[Dataset rows for apps and sites]
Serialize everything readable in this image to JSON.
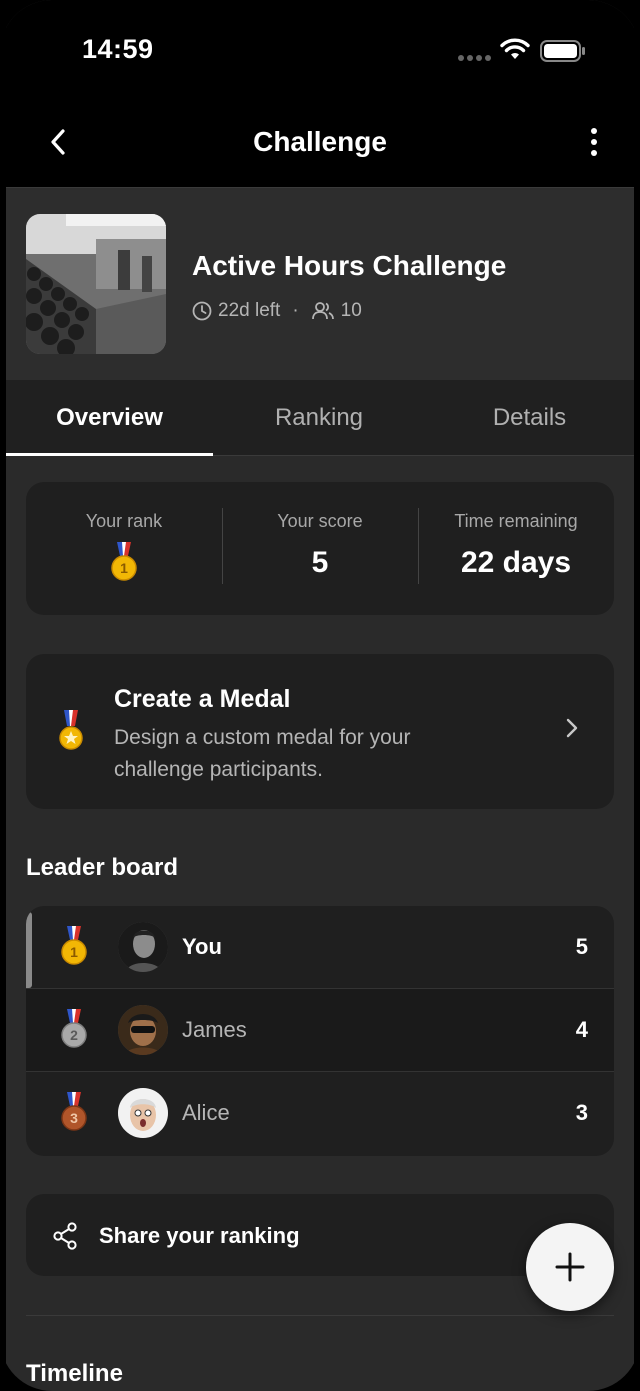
{
  "status_bar": {
    "time": "14:59"
  },
  "header": {
    "title": "Challenge"
  },
  "challenge": {
    "title": "Active Hours Challenge",
    "time_left": "22d left",
    "separator": "·",
    "participants": "10"
  },
  "tabs": [
    {
      "label": "Overview",
      "active": true
    },
    {
      "label": "Ranking",
      "active": false
    },
    {
      "label": "Details",
      "active": false
    }
  ],
  "stats": {
    "rank_label": "Your rank",
    "rank_value": "1",
    "score_label": "Your score",
    "score_value": "5",
    "time_label": "Time remaining",
    "time_value": "22 days"
  },
  "medal_card": {
    "title": "Create a Medal",
    "description": "Design a custom medal for your challenge participants."
  },
  "leaderboard": {
    "title": "Leader board",
    "rows": [
      {
        "rank": "1",
        "name": "You",
        "score": "5"
      },
      {
        "rank": "2",
        "name": "James",
        "score": "4"
      },
      {
        "rank": "3",
        "name": "Alice",
        "score": "3"
      }
    ]
  },
  "share": {
    "label": "Share your ranking"
  },
  "timeline": {
    "title": "Timeline"
  },
  "colors": {
    "gold": "#f2b705",
    "silver": "#a9a9a9",
    "bronze": "#b0552a",
    "ribbon_red": "#d8322b",
    "ribbon_blue": "#2f56c9"
  }
}
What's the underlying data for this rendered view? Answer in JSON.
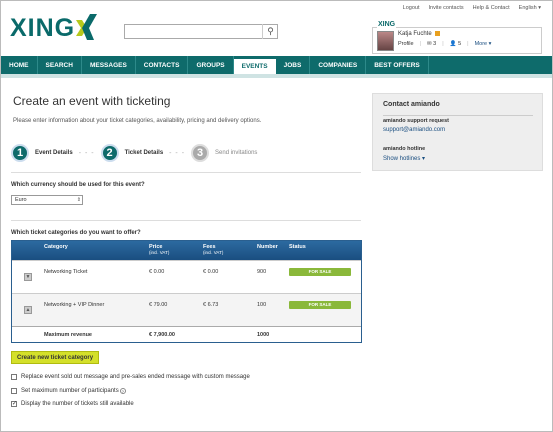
{
  "top_links": [
    "Logout",
    "Invite contacts",
    "Help & Contact",
    "English"
  ],
  "profile": {
    "logo": "XING",
    "name": "Katja Fuchte",
    "profile_label": "Profile",
    "messages_count": "3",
    "contacts_count": "5",
    "more_label": "More"
  },
  "brand": {
    "logo_text": "XING",
    "color": "#0e6b6b"
  },
  "search": {
    "placeholder": ""
  },
  "nav": [
    "HOME",
    "SEARCH",
    "MESSAGES",
    "CONTACTS",
    "GROUPS",
    "EVENTS",
    "JOBS",
    "COMPANIES",
    "BEST OFFERS"
  ],
  "nav_active": "EVENTS",
  "page_title": "Create an event with ticketing",
  "intro": "Please enter information about your ticket categories, availability, pricing and delivery options.",
  "steps": [
    {
      "number": "1",
      "label": "Event Details",
      "state": "done"
    },
    {
      "number": "2",
      "label": "Ticket Details",
      "state": "active"
    },
    {
      "number": "3",
      "label": "Send invitations",
      "state": "upcoming"
    }
  ],
  "currency_question": "Which currency should be used for this event?",
  "currency_value": "Euro",
  "categories_question": "Which ticket categories do you want to offer?",
  "table": {
    "headers": {
      "category": "Category",
      "price": "Price",
      "price_sub": "(incl. VAT)",
      "fees": "Fees",
      "fees_sub": "(incl. VAT)",
      "number": "Number",
      "status": "Status"
    },
    "rows": [
      {
        "category": "Networking Ticket",
        "price": "€ 0.00",
        "fees": "€ 0.00",
        "number": "900",
        "status": "FOR SALE"
      },
      {
        "category": "Networking + VIP Dinner",
        "price": "€ 79.00",
        "fees": "€ 6.73",
        "number": "100",
        "status": "FOR SALE"
      }
    ],
    "footer": {
      "label": "Maximum revenue",
      "price": "€ 7,900.00",
      "number": "1000"
    }
  },
  "create_button": "Create new ticket category",
  "options": [
    {
      "label": "Replace event sold out message and pre-sales ended message with custom message",
      "checked": false
    },
    {
      "label": "Set maximum number of participants",
      "checked": false
    },
    {
      "label": "Display the number of tickets still available",
      "checked": true
    }
  ],
  "sidebar": {
    "title": "Contact amiando",
    "support_label": "amiando support request",
    "support_email": "support@amiando.com",
    "hotline_label": "amiando hotline",
    "show_hotlines": "Show hotlines"
  },
  "colors": {
    "status_green": "#8ab83a",
    "table_header": "#2c6aa0",
    "create_button": "#d4e02a"
  }
}
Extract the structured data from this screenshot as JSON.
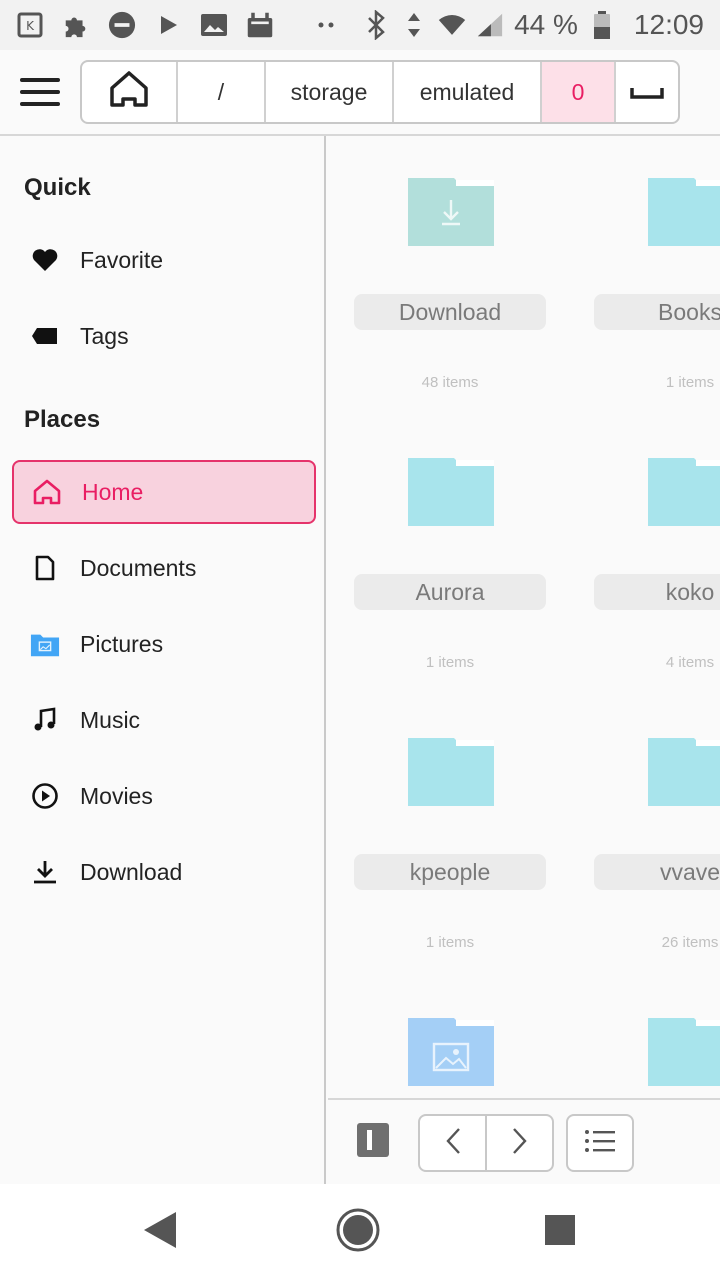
{
  "status_bar": {
    "battery_text": "44 %",
    "time": "12:09",
    "left_icons": [
      "kde-connect-icon",
      "puzzle-icon",
      "do-not-disturb-icon",
      "play-icon",
      "image-icon",
      "android-icon",
      "dots-icon"
    ]
  },
  "breadcrumb": {
    "segments": [
      "/",
      "storage",
      "emulated",
      "0"
    ],
    "active_index": 3,
    "home_icon": "home-outline-icon"
  },
  "sidebar": {
    "sections": [
      {
        "title": "Quick",
        "items": [
          {
            "label": "Favorite",
            "icon": "heart-icon"
          },
          {
            "label": "Tags",
            "icon": "tag-icon"
          }
        ]
      },
      {
        "title": "Places",
        "items": [
          {
            "label": "Home",
            "icon": "home-icon",
            "selected": true
          },
          {
            "label": "Documents",
            "icon": "document-icon"
          },
          {
            "label": "Pictures",
            "icon": "pictures-folder-icon"
          },
          {
            "label": "Music",
            "icon": "music-note-icon"
          },
          {
            "label": "Movies",
            "icon": "play-circle-icon"
          },
          {
            "label": "Download",
            "icon": "download-icon"
          }
        ]
      }
    ]
  },
  "folders": [
    {
      "name": "Download",
      "count": "48 items",
      "color": "#b2dfdb",
      "badge": "download"
    },
    {
      "name": "Books",
      "count": "1 items",
      "color": "#a8e4ec"
    },
    {
      "name": "Aurora",
      "count": "1 items",
      "color": "#a8e4ec"
    },
    {
      "name": "koko",
      "count": "4 items",
      "color": "#a8e4ec"
    },
    {
      "name": "kpeople",
      "count": "1 items",
      "color": "#a8e4ec"
    },
    {
      "name": "vvave",
      "count": "26 items",
      "color": "#a8e4ec"
    },
    {
      "name": "",
      "count": "",
      "color": "#a4cff6",
      "badge": "image"
    },
    {
      "name": "",
      "count": "",
      "color": "#a8e4ec"
    }
  ],
  "colors": {
    "accent": "#e91e63",
    "accent_bg": "#f8d2de",
    "folder_teal": "#a8e4ec"
  }
}
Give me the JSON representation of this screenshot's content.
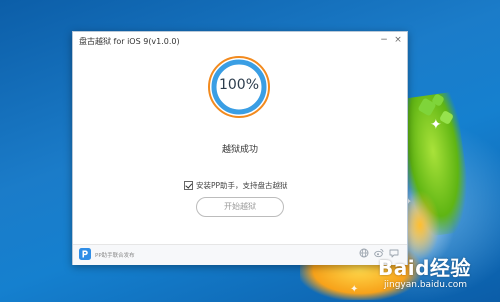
{
  "window": {
    "title": "盘古越狱 for iOS 9(v1.0.0)",
    "minimize_glyph": "−",
    "close_glyph": "×"
  },
  "progress": {
    "value": 1.0,
    "label": "100%",
    "ring_color": "#3a9ee4",
    "accent_color": "#f28a1e"
  },
  "status": {
    "text": "越狱成功"
  },
  "install_option": {
    "checked": true,
    "label": "安装PP助手，支持盘古越狱"
  },
  "start_button": {
    "label": "开始越狱"
  },
  "footer": {
    "logo_icon": "pp-logo-icon",
    "text": "PP助手联合发布",
    "icons": [
      "globe-icon",
      "weibo-icon",
      "chat-bubble-icon"
    ]
  },
  "watermark": {
    "logo": "Baid经验",
    "url": "jingyan.baidu.com"
  }
}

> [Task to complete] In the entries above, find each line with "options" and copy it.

> [Reply]
  "intro": "Please enter information about your ticket categories, availability, pricing and delivery options.",
  "options": [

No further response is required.